Material for the task Block Start

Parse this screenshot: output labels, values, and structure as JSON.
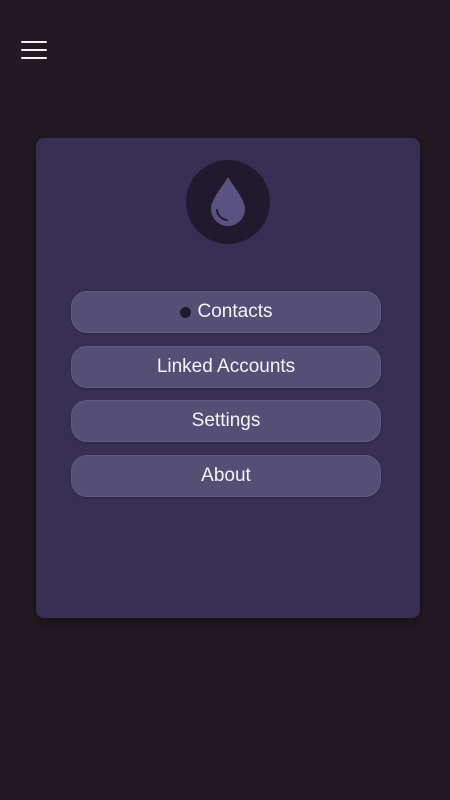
{
  "header": {
    "menu_icon": "hamburger-menu-icon"
  },
  "logo": {
    "icon": "water-drop-icon"
  },
  "menu": {
    "items": [
      {
        "label": "Contacts",
        "badge": "notification-dot"
      },
      {
        "label": "Linked Accounts"
      },
      {
        "label": "Settings"
      },
      {
        "label": "About"
      }
    ]
  },
  "colors": {
    "background": "#221923",
    "panel": "#382f55",
    "button": "#554f76",
    "logo_circle": "#211a2f",
    "drop": "#5a5382",
    "text": "#f5f3f8"
  }
}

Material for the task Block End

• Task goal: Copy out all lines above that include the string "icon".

• Task output:
    "menu_icon": "hamburger-menu-icon"
    "icon": "water-drop-icon"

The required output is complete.